[Instructions for the task]:
Show every line of the data below that includes the word "selected".

Saved entries:

Start of Block

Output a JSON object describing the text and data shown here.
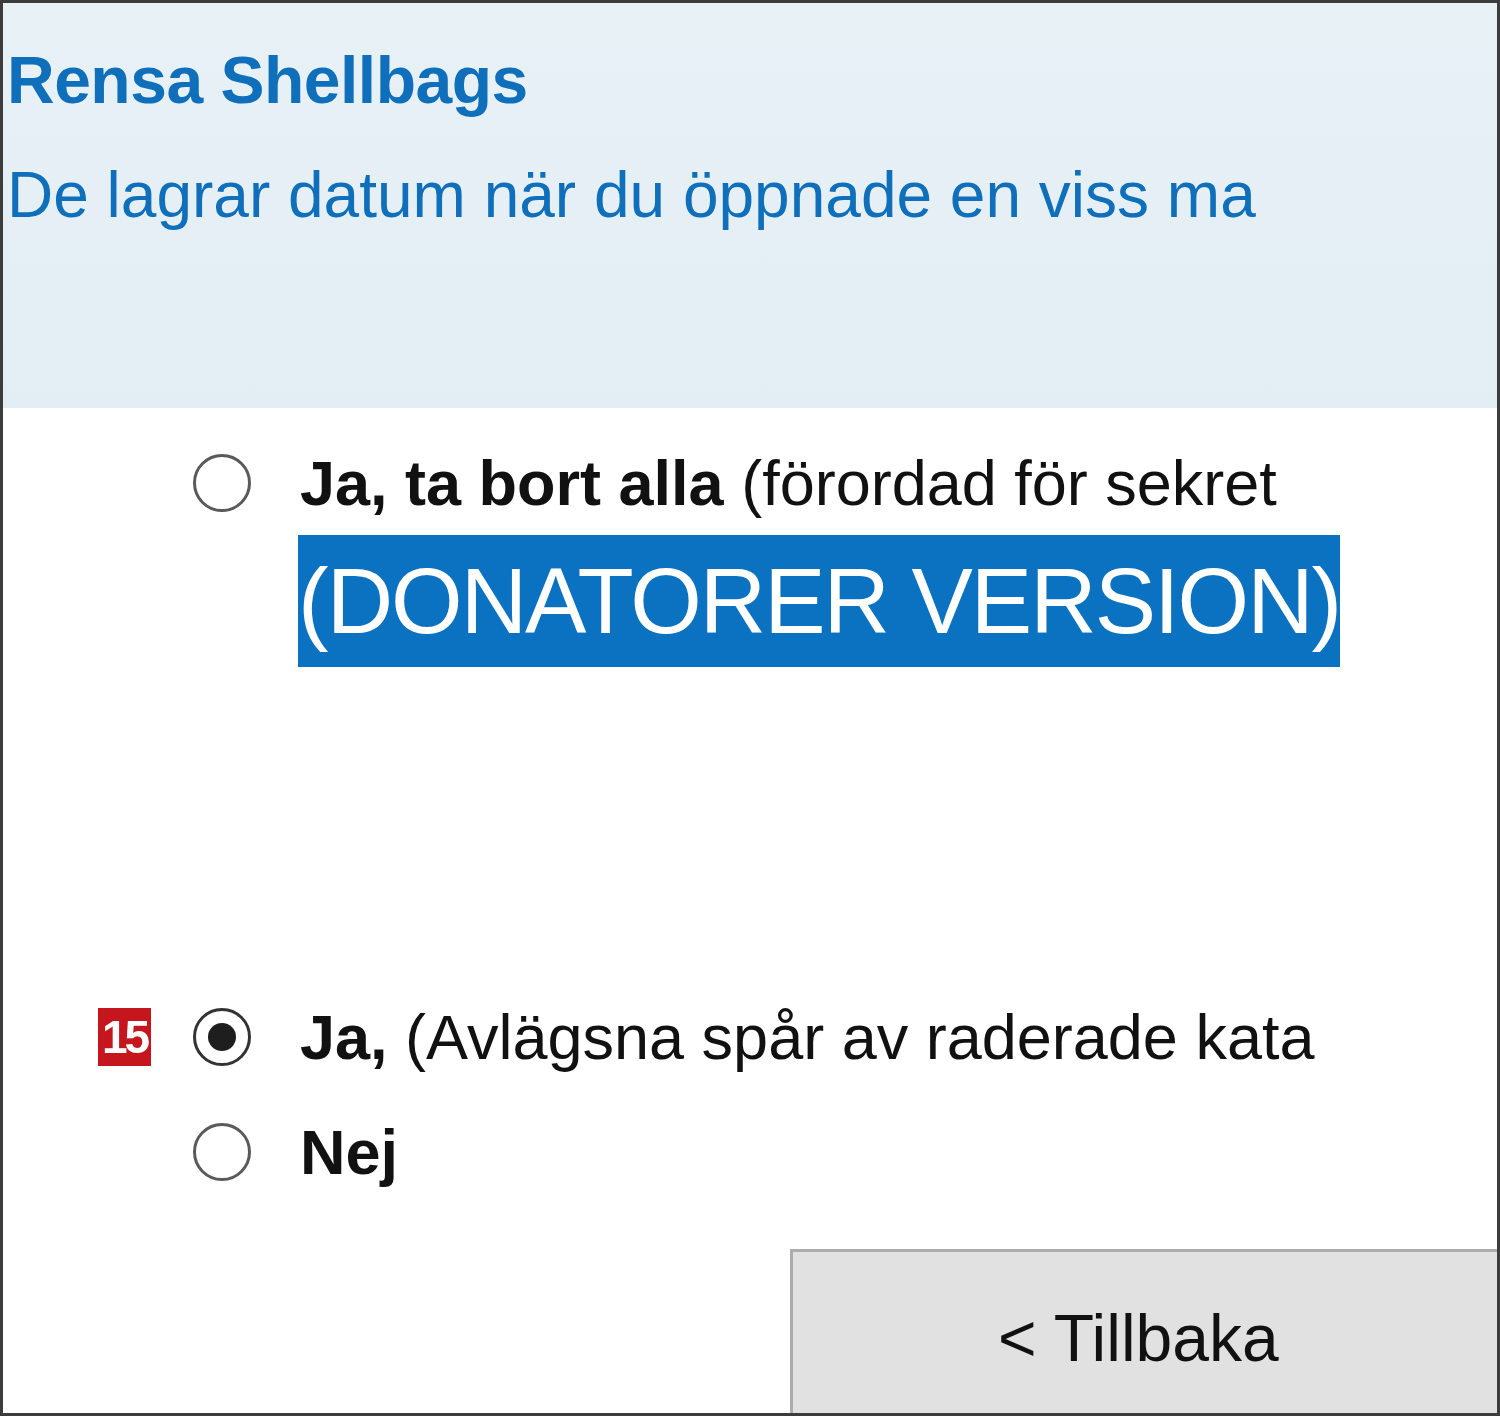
{
  "header": {
    "title": "Rensa Shellbags",
    "subtitle": "De lagrar datum när du öppnade en viss ma"
  },
  "options": [
    {
      "label": "Ja, ta bort alla",
      "detail": "(förordad för sekret",
      "selected": false,
      "note": "(DONATORER VERSION)"
    },
    {
      "label": "Ja,",
      "detail": "(Avlägsna spår av raderade kata",
      "selected": true,
      "badge": "15"
    },
    {
      "label": "Nej",
      "selected": false
    }
  ],
  "buttons": [
    {
      "label": "< Tillbaka"
    }
  ]
}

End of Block

[Output for this exercise]:
      "selected": false,
      "selected": true,
      "selected": false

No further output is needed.